### Work to be completed
I'd like the entries repeated exactly, pictures omitted.

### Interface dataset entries

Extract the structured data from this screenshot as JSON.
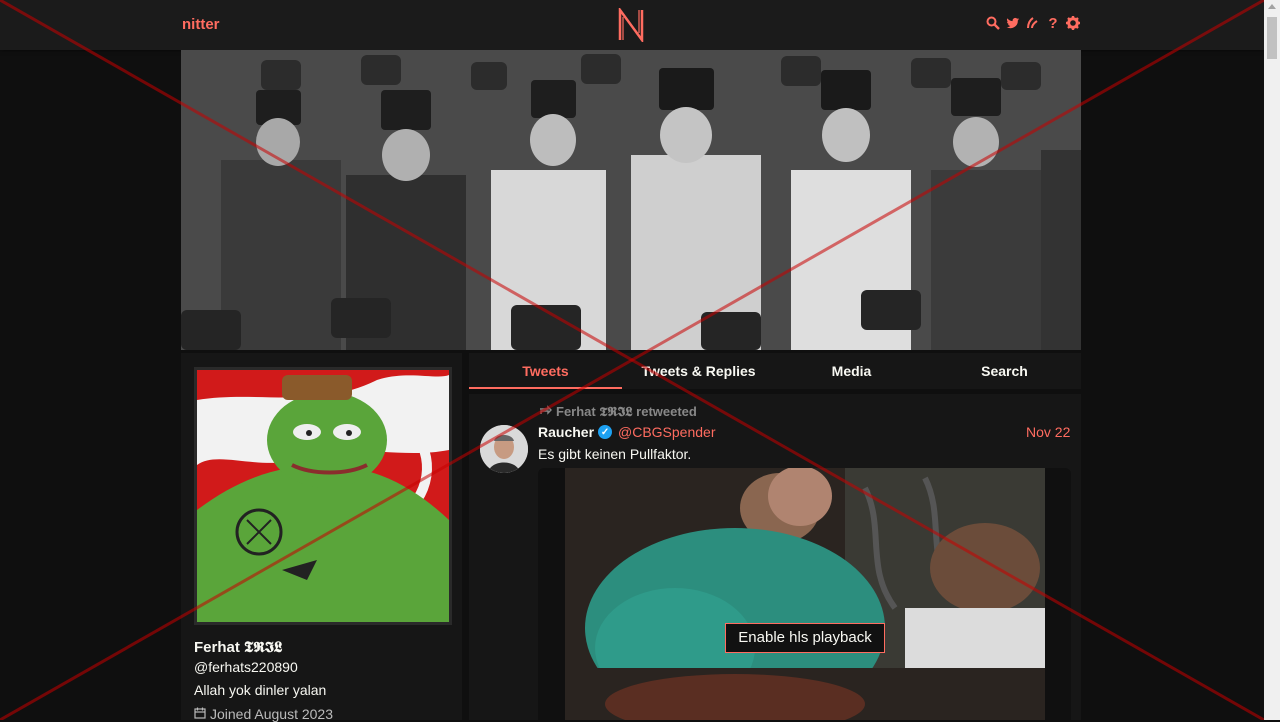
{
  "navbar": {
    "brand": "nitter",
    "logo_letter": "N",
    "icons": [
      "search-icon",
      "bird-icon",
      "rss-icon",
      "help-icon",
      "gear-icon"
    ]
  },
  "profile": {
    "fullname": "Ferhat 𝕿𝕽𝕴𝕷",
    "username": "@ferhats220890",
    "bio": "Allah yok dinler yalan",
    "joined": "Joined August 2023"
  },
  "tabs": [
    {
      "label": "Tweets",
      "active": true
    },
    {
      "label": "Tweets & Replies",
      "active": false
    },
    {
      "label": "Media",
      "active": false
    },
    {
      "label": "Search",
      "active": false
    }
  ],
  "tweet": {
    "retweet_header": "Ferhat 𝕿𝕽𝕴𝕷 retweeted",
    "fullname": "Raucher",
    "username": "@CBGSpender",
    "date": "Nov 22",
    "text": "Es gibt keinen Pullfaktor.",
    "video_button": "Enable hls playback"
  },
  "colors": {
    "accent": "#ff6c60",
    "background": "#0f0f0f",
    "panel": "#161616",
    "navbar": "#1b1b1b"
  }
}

### The completed task
Extract the structured data from this screenshot as JSON.
{
  "navbar": {
    "brand": "nitter",
    "logo_letter": "N",
    "icons": [
      "search-icon",
      "bird-icon",
      "rss-icon",
      "help-icon",
      "gear-icon"
    ]
  },
  "profile": {
    "fullname": "Ferhat 𝕿𝕽𝕴𝕷",
    "username": "@ferhats220890",
    "bio": "Allah yok dinler yalan",
    "joined": "Joined August 2023"
  },
  "tabs": [
    {
      "label": "Tweets",
      "active": true
    },
    {
      "label": "Tweets & Replies",
      "active": false
    },
    {
      "label": "Media",
      "active": false
    },
    {
      "label": "Search",
      "active": false
    }
  ],
  "tweet": {
    "retweet_header": "Ferhat 𝕿𝕽𝕴𝕷 retweeted",
    "fullname": "Raucher",
    "username": "@CBGSpender",
    "date": "Nov 22",
    "text": "Es gibt keinen Pullfaktor.",
    "video_button": "Enable hls playback"
  },
  "colors": {
    "accent": "#ff6c60",
    "background": "#0f0f0f",
    "panel": "#161616",
    "navbar": "#1b1b1b"
  }
}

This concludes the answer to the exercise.